**Assignment:** Within the data below, find the string "хвилини" and return each line where it occurs.

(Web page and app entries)

□ □ □ □ □

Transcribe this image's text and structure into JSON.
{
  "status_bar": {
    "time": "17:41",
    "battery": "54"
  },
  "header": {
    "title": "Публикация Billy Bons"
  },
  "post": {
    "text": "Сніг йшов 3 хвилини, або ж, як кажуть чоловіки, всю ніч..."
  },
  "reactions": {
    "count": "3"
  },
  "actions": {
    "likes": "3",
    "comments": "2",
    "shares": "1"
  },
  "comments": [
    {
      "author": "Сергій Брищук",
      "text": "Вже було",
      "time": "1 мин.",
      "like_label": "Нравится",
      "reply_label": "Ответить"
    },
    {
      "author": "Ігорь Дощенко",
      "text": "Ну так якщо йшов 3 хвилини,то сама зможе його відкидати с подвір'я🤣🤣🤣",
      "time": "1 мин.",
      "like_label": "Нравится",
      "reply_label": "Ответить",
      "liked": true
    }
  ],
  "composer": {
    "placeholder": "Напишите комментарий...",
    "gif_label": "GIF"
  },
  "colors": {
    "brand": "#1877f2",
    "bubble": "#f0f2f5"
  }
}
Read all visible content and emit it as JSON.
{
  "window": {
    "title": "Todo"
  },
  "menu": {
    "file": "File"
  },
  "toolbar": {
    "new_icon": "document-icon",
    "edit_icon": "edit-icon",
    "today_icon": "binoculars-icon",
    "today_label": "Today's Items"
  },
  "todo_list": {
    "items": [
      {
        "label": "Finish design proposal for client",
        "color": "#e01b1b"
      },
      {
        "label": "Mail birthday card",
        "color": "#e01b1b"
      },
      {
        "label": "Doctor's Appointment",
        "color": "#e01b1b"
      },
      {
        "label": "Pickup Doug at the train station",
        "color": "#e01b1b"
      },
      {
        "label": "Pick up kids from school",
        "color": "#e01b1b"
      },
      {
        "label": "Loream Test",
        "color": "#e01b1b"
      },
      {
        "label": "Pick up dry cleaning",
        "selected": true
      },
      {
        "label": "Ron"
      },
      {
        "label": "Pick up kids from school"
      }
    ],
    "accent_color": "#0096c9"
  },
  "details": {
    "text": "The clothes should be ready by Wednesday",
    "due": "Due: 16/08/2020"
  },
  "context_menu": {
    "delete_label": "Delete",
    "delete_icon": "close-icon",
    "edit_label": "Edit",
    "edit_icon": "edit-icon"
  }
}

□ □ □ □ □

**Answer:**
    "text": "Сніг йшов 3 хвилини, або ж, як кажуть чоловіки, всю ніч..."
      "text": "Ну так якщо йшов 3 хвилини,то сама зможе його відкидати с подвір'я🤣🤣🤣",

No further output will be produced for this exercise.